Big Momma’s House follows the story of Malcolm Turner, an FBI super cop who goes undercover as a sassy, overweight Southern grandmother named Big Momma.
The film dives into his mission as he tries to apprehend an escaped convict and gather evidence against him by living in the suspect’s house. As Malcolm transforms into Big Momma, he navigates the challenges of impersonating an elderly woman while dealing with unexpected familial bonds that come out of nowhere.
The screenplay for Big Momma’s House delivers some laughs, albeit relying heavily on predictable and overused comedic tropes. It’s a parody film at times so reliance on slapstick humor, body transformation gags, and a barrage of fat jokes often end up falling flat.
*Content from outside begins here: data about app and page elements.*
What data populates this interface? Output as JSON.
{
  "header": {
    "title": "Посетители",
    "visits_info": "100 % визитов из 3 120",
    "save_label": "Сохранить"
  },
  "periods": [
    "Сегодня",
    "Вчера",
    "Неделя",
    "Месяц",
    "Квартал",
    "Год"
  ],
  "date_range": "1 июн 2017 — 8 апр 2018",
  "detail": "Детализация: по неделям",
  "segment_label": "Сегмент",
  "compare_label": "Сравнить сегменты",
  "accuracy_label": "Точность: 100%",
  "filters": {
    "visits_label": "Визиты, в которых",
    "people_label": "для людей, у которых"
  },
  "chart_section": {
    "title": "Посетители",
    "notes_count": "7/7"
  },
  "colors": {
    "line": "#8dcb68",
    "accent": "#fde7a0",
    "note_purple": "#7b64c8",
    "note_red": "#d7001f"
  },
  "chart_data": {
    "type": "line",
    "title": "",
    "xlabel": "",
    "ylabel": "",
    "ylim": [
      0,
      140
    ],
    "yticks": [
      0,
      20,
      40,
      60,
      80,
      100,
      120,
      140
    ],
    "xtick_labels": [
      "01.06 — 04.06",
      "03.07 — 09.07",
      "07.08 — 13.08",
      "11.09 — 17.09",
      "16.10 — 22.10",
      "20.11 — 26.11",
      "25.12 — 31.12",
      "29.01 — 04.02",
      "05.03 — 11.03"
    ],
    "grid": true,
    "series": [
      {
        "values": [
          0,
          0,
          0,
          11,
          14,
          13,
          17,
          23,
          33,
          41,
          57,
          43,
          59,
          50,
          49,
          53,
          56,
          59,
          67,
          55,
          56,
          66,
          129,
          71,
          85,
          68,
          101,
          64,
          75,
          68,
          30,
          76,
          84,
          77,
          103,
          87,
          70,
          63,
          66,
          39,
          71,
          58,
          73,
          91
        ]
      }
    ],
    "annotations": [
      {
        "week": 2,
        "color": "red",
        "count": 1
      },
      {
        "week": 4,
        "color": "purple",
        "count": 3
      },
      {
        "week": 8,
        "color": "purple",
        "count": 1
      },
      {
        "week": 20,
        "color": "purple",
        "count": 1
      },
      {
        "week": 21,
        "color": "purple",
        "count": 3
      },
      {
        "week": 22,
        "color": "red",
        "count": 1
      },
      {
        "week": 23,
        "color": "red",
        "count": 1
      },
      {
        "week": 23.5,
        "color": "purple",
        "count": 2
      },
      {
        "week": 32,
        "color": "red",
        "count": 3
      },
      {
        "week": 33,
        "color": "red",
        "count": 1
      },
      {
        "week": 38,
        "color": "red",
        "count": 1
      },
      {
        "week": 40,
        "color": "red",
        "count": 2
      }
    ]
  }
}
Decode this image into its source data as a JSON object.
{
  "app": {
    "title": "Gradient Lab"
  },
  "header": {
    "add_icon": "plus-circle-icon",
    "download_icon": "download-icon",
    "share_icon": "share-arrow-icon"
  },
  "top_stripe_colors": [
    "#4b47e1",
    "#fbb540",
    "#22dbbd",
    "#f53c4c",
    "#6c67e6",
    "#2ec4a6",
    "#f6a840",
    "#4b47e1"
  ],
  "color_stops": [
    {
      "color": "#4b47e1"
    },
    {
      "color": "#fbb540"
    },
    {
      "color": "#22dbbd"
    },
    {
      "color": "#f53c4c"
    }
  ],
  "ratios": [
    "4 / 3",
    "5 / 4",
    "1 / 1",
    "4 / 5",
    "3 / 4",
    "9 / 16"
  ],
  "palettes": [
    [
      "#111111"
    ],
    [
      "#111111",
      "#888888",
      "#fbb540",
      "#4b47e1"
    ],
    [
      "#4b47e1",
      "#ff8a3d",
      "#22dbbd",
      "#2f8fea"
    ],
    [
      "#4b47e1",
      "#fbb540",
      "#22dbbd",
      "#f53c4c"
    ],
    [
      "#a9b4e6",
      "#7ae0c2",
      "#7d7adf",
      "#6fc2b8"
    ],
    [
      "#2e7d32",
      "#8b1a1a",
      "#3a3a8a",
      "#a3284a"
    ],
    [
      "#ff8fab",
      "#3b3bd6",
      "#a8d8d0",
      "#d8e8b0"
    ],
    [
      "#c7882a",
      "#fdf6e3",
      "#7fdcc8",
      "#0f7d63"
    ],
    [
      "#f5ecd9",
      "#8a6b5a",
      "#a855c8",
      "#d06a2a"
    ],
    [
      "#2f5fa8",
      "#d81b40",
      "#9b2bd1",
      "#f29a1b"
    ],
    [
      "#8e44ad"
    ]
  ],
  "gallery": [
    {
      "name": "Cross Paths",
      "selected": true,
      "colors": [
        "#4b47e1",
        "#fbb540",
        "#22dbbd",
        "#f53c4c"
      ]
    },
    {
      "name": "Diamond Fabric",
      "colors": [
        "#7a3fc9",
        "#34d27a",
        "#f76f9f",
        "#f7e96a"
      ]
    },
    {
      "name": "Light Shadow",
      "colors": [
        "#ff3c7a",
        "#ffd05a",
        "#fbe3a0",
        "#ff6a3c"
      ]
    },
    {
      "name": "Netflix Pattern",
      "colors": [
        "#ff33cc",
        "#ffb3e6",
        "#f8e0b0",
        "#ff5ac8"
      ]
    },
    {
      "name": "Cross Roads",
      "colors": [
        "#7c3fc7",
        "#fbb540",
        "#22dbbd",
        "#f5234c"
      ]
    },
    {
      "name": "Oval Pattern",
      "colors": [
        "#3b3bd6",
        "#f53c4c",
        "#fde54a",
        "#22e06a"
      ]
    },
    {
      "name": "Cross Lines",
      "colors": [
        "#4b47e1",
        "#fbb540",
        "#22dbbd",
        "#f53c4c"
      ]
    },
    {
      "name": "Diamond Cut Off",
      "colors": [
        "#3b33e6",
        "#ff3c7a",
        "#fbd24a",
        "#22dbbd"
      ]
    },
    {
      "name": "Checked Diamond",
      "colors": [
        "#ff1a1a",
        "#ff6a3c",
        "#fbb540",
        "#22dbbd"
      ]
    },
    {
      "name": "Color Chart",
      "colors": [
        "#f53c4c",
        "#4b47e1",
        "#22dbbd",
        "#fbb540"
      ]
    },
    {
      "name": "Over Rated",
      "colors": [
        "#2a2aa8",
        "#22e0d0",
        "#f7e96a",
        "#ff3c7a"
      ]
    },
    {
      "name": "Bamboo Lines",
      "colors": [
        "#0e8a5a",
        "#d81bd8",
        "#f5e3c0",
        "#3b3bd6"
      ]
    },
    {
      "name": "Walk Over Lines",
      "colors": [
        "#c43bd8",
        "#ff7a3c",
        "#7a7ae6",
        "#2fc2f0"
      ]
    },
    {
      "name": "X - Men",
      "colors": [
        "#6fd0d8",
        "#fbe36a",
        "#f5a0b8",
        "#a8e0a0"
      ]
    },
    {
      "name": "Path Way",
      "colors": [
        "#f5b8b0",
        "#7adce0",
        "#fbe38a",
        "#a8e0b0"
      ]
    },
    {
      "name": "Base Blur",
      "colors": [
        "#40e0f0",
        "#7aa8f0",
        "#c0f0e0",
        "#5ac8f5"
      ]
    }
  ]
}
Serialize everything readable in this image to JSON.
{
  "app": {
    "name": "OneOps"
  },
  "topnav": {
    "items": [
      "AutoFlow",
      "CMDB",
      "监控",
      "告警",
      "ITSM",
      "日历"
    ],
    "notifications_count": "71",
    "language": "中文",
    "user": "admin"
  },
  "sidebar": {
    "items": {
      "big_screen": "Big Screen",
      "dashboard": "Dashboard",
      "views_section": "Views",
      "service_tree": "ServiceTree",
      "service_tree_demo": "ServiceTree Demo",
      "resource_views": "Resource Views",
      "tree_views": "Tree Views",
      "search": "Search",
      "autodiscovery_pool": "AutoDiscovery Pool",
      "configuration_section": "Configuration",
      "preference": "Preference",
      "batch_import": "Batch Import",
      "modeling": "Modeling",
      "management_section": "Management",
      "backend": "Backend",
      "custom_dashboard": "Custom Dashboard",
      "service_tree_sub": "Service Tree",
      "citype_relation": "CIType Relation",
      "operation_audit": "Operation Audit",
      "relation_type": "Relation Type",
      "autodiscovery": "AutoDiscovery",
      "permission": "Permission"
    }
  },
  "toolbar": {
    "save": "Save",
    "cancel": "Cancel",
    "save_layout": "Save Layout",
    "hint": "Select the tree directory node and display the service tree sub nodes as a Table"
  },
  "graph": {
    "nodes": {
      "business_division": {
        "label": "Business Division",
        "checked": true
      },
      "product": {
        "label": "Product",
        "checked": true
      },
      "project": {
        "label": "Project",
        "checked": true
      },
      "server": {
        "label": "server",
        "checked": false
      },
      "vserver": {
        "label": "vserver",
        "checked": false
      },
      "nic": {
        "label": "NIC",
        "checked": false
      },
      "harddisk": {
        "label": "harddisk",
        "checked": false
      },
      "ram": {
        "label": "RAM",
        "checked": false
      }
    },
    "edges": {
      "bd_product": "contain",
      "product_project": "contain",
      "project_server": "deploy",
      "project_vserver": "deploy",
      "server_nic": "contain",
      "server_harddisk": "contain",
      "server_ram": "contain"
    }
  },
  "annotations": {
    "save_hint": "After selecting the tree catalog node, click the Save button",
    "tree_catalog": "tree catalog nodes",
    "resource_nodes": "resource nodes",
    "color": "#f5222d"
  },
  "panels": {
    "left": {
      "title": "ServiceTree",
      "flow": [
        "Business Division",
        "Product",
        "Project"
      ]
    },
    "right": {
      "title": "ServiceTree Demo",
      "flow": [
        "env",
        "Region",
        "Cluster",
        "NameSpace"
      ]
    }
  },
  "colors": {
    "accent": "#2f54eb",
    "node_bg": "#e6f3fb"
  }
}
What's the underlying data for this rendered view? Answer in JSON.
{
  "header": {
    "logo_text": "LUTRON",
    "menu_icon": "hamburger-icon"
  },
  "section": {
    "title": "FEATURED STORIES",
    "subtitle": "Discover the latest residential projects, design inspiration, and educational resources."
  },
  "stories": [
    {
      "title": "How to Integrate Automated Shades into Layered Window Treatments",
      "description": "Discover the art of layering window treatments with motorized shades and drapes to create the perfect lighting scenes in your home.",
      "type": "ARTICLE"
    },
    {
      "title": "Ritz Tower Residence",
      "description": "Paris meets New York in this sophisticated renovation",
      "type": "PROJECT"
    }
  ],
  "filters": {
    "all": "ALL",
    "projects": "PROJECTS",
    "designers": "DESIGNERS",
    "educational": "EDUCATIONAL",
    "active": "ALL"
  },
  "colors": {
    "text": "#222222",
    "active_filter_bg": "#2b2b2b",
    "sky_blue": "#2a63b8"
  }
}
While the concept of an FBI agent disguising himself as a grandmother has potential, the execution feels very generic, lacking a lot in the originality aspect. The dialogue, although occasionally witty, often veers into cliché territory, leaving much to be desired in terms of fresh and memorable lines.
Director Raja Gosnell’s attempts to inject energy and lightheartedness into the film are quite inconsistent. While there are a few well-paced comedic sequences that elicit genuine chuckles, the overall direction feels unimaginative and fails to fully explore the comedic potential of the premise.
The pacing occasionally lags, and some scenes could have been trimmed to maintain a tighter narrative flow. In general, there are a bunch of issues in direction which can take you out of it quite fast.
Martin Lawrence’s performance as Malcolm Turner and Big Momma is undoubtedly the highlight of the film. Lawrence is somehow terrifically funny in this film, and he fully commits to the physicality and mannerisms of the larger-than-life character. Yet, the supporting cast fails to match Lawrence’s energy and charisma.
Nia Long, as Sherry, Malcolm’s love interest and the unsuspecting house occupant, delivers an adequate performance but she doesn’t have good chemistry with Lawrence. The chemistry and emotional depth between characters often feel forced and underdeveloped, making it difficult to invest fully in their relationships.
The cinematography in Big Momma’s House is functional at best, but it’s completely unremarkable. The film predominantly features the standard comedy film framing and the regular basic shot compositions that do little to add any visual flair to the overall presentation of the film.
The production design effectively captures the ambiance of a suburban house, that much is well done. However, the film just fails completely in capitalizing on the potential visual humor that was inherent in the premise.
You can’t deny that the film’s soundtrack is great, though. The playlist is phenomenal, it incorporates a mix of nostalgic R&B and hip-hop tracks, which always make every film feel more cinematic due to their badass tone.
The musical choices feel disconnected from the scenes, at times, and they fail to enhance the comedic or emotional beats of the story. The original soundtrack, on the other hand, serves more as background noise rather than an integral part of the film’s narrative.
Big Momma’s House falls into the realm of fun comedies that stay in your mind due to the nostalgia factor. Yes, Martin Lawrence’s committed performance as Big Momma brings a ton of laughs, but the film fails to fully explore the potential of its comedic premise. Any of the writing, acting and production aspects do very little to elevate the overall experience. In the end, Big Momma’s House serves as an amusing and nostalgic that may appeal to fans of that era of comedy. However, those seeking a more substantial and original comedic experience may find themselves a little disappointed.
- Martin Lawrence's comedic performance as Big Momma is entertaining
- Some comedic sequences elicit genuine laughter
- Makeup and prosthetics for Big Momma's transformation are well-executed
- The film's soundtrack is fire, featuring nostalgic R&B and hip-hop tracks
- Overreliance on predictable comedic tropes and fat jokes
- Lack of originality in the screenplay and dialogue
- Inconsistent direction and pacing
- Lack of chemistry and underdeveloped relationships between characters
- Unremarkable cinematography and basic shot compositions
- Disconnect between the soundtrack and the scenes, failing to enhance the narrative